== Segment start ==

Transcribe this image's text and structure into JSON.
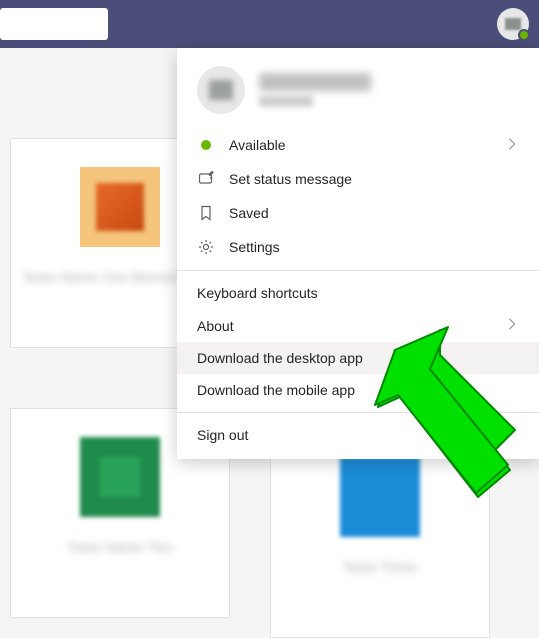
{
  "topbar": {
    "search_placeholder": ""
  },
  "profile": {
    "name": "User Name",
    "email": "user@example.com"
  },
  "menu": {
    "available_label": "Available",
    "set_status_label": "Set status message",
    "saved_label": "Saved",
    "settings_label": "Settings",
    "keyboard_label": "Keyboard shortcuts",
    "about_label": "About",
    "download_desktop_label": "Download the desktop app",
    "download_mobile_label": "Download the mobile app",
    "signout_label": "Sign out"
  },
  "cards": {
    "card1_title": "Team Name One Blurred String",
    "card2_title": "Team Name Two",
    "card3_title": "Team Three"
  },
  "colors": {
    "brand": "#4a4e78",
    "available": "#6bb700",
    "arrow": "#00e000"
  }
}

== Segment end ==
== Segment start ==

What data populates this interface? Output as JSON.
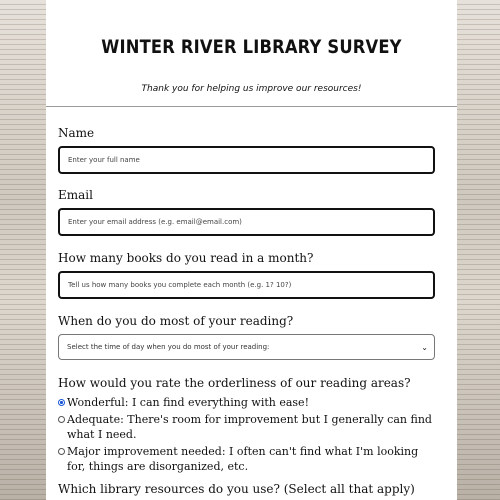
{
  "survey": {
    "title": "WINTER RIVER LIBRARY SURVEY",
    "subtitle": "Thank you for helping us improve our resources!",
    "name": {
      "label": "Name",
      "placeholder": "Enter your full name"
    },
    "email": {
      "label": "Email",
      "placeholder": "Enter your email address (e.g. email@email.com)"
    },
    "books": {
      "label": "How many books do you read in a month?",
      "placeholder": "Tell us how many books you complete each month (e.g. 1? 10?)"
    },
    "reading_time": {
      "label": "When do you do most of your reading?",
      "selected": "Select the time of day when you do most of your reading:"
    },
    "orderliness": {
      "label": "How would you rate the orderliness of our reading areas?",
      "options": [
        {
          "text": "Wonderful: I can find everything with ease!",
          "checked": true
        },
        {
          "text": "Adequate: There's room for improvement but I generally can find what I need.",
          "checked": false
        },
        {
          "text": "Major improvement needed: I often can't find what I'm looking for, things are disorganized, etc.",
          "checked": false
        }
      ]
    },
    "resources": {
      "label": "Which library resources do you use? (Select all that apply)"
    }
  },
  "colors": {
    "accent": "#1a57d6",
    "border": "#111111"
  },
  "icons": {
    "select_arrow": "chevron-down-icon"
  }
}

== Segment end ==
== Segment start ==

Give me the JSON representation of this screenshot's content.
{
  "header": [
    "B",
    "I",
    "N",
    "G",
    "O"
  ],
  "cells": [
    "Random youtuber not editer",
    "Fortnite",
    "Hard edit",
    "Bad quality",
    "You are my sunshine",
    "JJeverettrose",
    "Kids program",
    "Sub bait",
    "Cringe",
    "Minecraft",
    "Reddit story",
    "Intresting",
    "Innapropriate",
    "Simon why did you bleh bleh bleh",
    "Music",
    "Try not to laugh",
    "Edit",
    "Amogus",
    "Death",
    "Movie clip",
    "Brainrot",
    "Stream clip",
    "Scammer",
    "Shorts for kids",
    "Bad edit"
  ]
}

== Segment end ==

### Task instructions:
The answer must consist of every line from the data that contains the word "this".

### Response:
Transcribe this image's text and structure into JSON.
What data populates this interface? Output as JSON.
Give me the JSON representation of this screenshot's content.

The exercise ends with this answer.